AIM OF THE TASK:
Each record below must be reproduced exactly as it reads, with its images omitted.

Segment Start: DATA FOR REVIEW

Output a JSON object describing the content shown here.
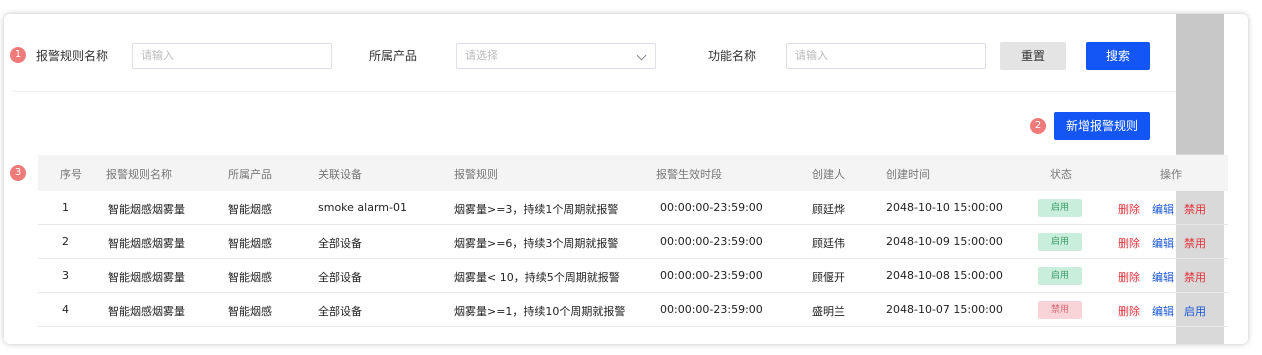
{
  "badges": [
    "1",
    "2",
    "3"
  ],
  "filters": {
    "rule_name_label": "报警规则名称",
    "rule_name_placeholder": "请输入",
    "product_label": "所属产品",
    "product_placeholder": "请选择",
    "function_label": "功能名称",
    "function_placeholder": "请输入",
    "reset_label": "重置",
    "search_label": "搜索"
  },
  "toolbar": {
    "add_rule_label": "新增报警规则"
  },
  "table": {
    "headers": [
      "序号",
      "报警规则名称",
      "所属产品",
      "关联设备",
      "报警规则",
      "报警生效时段",
      "创建人",
      "创建时间",
      "状态",
      "操作"
    ],
    "rows": [
      {
        "index": "1",
        "name": "智能烟感烟雾量",
        "product": "智能烟感",
        "device": "smoke alarm-01",
        "rule": "烟雾量>=3，持续1个周期就报警",
        "period": "00:00:00-23:59:00",
        "creator": "顾廷烨",
        "created": "2048-10-10 15:00:00",
        "status": "启用",
        "status_on": true,
        "actions": [
          "删除",
          "编辑",
          "禁用"
        ]
      },
      {
        "index": "2",
        "name": "智能烟感烟雾量",
        "product": "智能烟感",
        "device": "全部设备",
        "rule": "烟雾量>=6，持续3个周期就报警",
        "period": "00:00:00-23:59:00",
        "creator": "顾廷伟",
        "created": "2048-10-09 15:00:00",
        "status": "启用",
        "status_on": true,
        "actions": [
          "删除",
          "编辑",
          "禁用"
        ]
      },
      {
        "index": "3",
        "name": "智能烟感烟雾量",
        "product": "智能烟感",
        "device": "全部设备",
        "rule": "烟雾量< 10，持续5个周期就报警",
        "period": "00:00:00-23:59:00",
        "creator": "顾偃开",
        "created": "2048-10-08 15:00:00",
        "status": "启用",
        "status_on": true,
        "actions": [
          "删除",
          "编辑",
          "禁用"
        ]
      },
      {
        "index": "4",
        "name": "智能烟感烟雾量",
        "product": "智能烟感",
        "device": "全部设备",
        "rule": "烟雾量>=1，持续10个周期就报警",
        "period": "00:00:00-23:59:00",
        "creator": "盛明兰",
        "created": "2048-10-07 15:00:00",
        "status": "禁用",
        "status_on": false,
        "actions": [
          "删除",
          "编辑",
          "启用"
        ]
      }
    ]
  },
  "colors": {
    "primary": "#1356f5",
    "danger": "#e5333c",
    "link": "#1a57d6",
    "badge": "#f07a7a"
  }
}
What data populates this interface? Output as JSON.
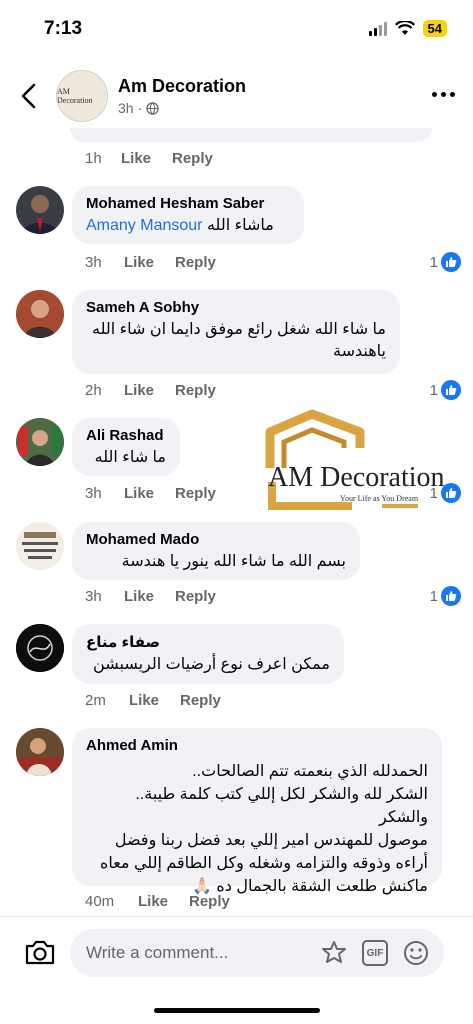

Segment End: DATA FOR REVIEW

RESULT OF THE TASK:
Output a JSON object describing the content shown here.
{
  "badges": [
    "1",
    "2",
    "3"
  ],
  "filters": {
    "rule_name_label": "报警规则名称",
    "rule_name_placeholder": "请输入",
    "product_label": "所属产品",
    "product_placeholder": "请选择",
    "function_label": "功能名称",
    "function_placeholder": "请输入",
    "reset_label": "重置",
    "search_label": "搜索"
  },
  "toolbar": {
    "add_rule_label": "新增报警规则"
  },
  "table": {
    "headers": [
      "序号",
      "报警规则名称",
      "所属产品",
      "关联设备",
      "报警规则",
      "报警生效时段",
      "创建人",
      "创建时间",
      "状态",
      "操作"
    ],
    "rows": [
      {
        "index": "1",
        "name": "智能烟感烟雾量",
        "product": "智能烟感",
        "device": "smoke alarm-01",
        "rule": "烟雾量>=3，持续1个周期就报警",
        "period": "00:00:00-23:59:00",
        "creator": "顾廷烨",
        "created": "2048-10-10 15:00:00",
        "status": "启用",
        "status_on": true,
        "actions": [
          "删除",
          "编辑",
          "禁用"
        ]
      },
      {
        "index": "2",
        "name": "智能烟感烟雾量",
        "product": "智能烟感",
        "device": "全部设备",
        "rule": "烟雾量>=6，持续3个周期就报警",
        "period": "00:00:00-23:59:00",
        "creator": "顾廷伟",
        "created": "2048-10-09 15:00:00",
        "status": "启用",
        "status_on": true,
        "actions": [
          "删除",
          "编辑",
          "禁用"
        ]
      },
      {
        "index": "3",
        "name": "智能烟感烟雾量",
        "product": "智能烟感",
        "device": "全部设备",
        "rule": "烟雾量< 10，持续5个周期就报警",
        "period": "00:00:00-23:59:00",
        "creator": "顾偃开",
        "created": "2048-10-08 15:00:00",
        "status": "启用",
        "status_on": true,
        "actions": [
          "删除",
          "编辑",
          "禁用"
        ]
      },
      {
        "index": "4",
        "name": "智能烟感烟雾量",
        "product": "智能烟感",
        "device": "全部设备",
        "rule": "烟雾量>=1，持续10个周期就报警",
        "period": "00:00:00-23:59:00",
        "creator": "盛明兰",
        "created": "2048-10-07 15:00:00",
        "status": "禁用",
        "status_on": false,
        "actions": [
          "删除",
          "编辑",
          "启用"
        ]
      }
    ]
  },
  "colors": {
    "primary": "#1356f5",
    "danger": "#e5333c",
    "link": "#1a57d6",
    "badge": "#f07a7a"
  }
}
What data populates this interface? Output as JSON.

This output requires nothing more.